I stumbled the length of the corridor to the downstairs study. I rapped lightly on the door, and the hushed talking within cut off. Over the music and chatter of our guests in the garden and the rasp of my breathing, I heard furniture scraping. The brass knob turned, and Daddy’s brown eyes peered out at me.
“Anna—you should be in bed!” He swung the door wider to admit me and then turned the lock behind us.
“I wanted to be here,” I assured him. “I want to work.”
He glanced over his shoulder at Mama, who waved for me to join her at the whitewashed table. Daddy guided me to my seat beside her. A spoon clinked softly in a cream-colored china teacup as Mama stirred the piping liquid.
She pushed the cup of tea to me, already prepared to my liking, but I hesitated before I picked it up. This was one of her favorite tricks when I was recovering: if my hands shook at all, she’d whisk me back to bed, and not a thing I could say would stop her.
“Thank you,” I said when I was sure I could manage. Commanding my hands to be still, I raised the fine china cup to my lips and sipped. The honey and lemon played over my tongue. I delicately set the cup back on its saucer. “Delicious.”
Her expectant gaze turned to frustration, but she didn’t press me. “I know what my daughter needs,” she said with the same practiced smile she’d taught me.
“Let's have the report,” Daddy said, nodding to the man on my other side. “Leave nothing out.”
Petersen, our best commander, spread a map over the table. Usually, I was glad to see him, but the set of his shoulders was wrong. Tight. His hair was grayer about the temples than it had been just a few months ago. I’d only ever seen him impeccably groomed, but he had dark rings under his eyes and splashes of mud up to his knees.
Petersen placed a marker a few miles from his station in Richmond. “We found a new warren here.” He met my gaze. “There were a dozen bodies, drained dry, and a heap of weapons to your hip.
“These aren't the vampires we're used to. They're careful. Old. We hit hard, but the bastards had already escaped. All slipped out but one.”

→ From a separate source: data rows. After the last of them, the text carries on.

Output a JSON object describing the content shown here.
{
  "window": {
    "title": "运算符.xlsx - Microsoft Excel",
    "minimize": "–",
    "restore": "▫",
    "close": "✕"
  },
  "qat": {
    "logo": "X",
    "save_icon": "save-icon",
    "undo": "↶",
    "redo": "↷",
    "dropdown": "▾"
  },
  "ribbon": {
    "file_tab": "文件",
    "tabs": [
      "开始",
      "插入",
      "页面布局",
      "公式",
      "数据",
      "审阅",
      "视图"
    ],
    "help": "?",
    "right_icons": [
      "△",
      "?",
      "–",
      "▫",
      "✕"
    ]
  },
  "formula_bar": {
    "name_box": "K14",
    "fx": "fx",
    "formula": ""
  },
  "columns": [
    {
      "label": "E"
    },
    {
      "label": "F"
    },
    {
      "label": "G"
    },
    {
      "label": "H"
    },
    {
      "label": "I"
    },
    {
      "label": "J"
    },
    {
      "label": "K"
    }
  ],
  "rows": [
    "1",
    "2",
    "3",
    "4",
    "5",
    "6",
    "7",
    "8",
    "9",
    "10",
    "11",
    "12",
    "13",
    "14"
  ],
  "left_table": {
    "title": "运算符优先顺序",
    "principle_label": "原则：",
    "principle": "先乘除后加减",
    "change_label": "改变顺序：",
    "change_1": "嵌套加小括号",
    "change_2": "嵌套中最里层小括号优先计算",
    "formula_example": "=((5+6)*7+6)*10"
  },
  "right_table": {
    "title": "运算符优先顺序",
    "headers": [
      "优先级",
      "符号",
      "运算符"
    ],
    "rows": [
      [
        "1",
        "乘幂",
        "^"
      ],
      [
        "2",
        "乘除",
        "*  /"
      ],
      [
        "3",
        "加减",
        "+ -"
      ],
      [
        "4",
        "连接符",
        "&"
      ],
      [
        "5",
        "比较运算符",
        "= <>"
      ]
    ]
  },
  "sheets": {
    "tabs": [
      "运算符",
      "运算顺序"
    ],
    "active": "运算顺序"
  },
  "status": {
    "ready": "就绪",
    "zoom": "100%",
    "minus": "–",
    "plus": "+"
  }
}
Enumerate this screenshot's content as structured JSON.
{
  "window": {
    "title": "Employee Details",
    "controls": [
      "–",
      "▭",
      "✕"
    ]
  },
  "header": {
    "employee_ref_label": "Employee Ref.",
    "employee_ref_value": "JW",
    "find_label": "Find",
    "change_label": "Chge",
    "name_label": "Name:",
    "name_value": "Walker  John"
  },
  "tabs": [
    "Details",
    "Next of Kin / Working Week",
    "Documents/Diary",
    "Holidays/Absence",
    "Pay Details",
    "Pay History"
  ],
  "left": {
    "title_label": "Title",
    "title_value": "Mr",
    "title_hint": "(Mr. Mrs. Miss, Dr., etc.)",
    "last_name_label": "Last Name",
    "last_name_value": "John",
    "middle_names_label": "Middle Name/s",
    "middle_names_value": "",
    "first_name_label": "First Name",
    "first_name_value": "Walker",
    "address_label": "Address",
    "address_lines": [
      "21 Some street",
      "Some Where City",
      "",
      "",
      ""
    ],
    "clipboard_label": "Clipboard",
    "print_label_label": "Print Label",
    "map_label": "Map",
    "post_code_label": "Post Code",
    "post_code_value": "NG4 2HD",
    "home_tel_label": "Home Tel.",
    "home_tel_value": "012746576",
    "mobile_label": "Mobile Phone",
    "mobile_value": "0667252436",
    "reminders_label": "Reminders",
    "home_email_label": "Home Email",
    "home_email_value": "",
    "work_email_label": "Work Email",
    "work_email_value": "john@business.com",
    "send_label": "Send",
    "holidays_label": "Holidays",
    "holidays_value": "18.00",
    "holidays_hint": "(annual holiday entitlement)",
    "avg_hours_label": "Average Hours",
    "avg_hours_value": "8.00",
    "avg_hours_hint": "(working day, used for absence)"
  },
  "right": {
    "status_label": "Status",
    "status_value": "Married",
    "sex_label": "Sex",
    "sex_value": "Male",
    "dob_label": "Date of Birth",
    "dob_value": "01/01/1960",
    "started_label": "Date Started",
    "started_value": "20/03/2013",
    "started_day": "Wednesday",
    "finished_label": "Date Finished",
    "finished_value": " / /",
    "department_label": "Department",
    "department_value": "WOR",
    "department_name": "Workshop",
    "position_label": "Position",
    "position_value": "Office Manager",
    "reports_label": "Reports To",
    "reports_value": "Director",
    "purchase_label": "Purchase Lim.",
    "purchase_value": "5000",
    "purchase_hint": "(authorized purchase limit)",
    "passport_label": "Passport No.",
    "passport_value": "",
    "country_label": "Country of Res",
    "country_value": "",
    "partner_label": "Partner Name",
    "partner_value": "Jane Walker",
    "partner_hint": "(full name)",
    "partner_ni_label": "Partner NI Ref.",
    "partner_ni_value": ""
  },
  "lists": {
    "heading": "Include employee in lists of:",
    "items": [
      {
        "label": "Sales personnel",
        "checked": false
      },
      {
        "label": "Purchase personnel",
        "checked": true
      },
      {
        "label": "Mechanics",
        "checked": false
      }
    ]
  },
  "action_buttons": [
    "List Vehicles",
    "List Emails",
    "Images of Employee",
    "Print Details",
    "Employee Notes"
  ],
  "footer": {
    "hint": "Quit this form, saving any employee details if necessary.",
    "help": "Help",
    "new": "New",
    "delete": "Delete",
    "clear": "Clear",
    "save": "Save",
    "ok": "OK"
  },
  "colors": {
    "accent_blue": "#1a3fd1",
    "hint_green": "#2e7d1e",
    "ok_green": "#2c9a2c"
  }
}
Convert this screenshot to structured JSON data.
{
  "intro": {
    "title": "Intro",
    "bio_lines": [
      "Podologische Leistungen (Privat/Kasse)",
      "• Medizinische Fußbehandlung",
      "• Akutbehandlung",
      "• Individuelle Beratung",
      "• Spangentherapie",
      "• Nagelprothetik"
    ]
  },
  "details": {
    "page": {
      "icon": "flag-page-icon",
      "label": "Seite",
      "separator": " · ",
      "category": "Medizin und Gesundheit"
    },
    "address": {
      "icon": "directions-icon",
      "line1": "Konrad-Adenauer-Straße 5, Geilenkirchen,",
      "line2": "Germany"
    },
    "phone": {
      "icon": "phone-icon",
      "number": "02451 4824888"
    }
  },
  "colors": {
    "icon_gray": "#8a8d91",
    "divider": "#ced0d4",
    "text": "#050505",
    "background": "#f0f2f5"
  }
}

Mama set her teacup aside. “That’s disappointing, Commander,” she said coolly, a touch of her French accent curling around the words. “We expect better of you. Still, it's nothing that couldn’t wait for your month-end report. Why come at a gallop?”
“Because the one they left behind had this.” He reached into his coat pocket and flung a letter upon the table. The profile of moose-head was pressed into the wax seal. Petersen glanced at Daddy. “It’s addressed to you.”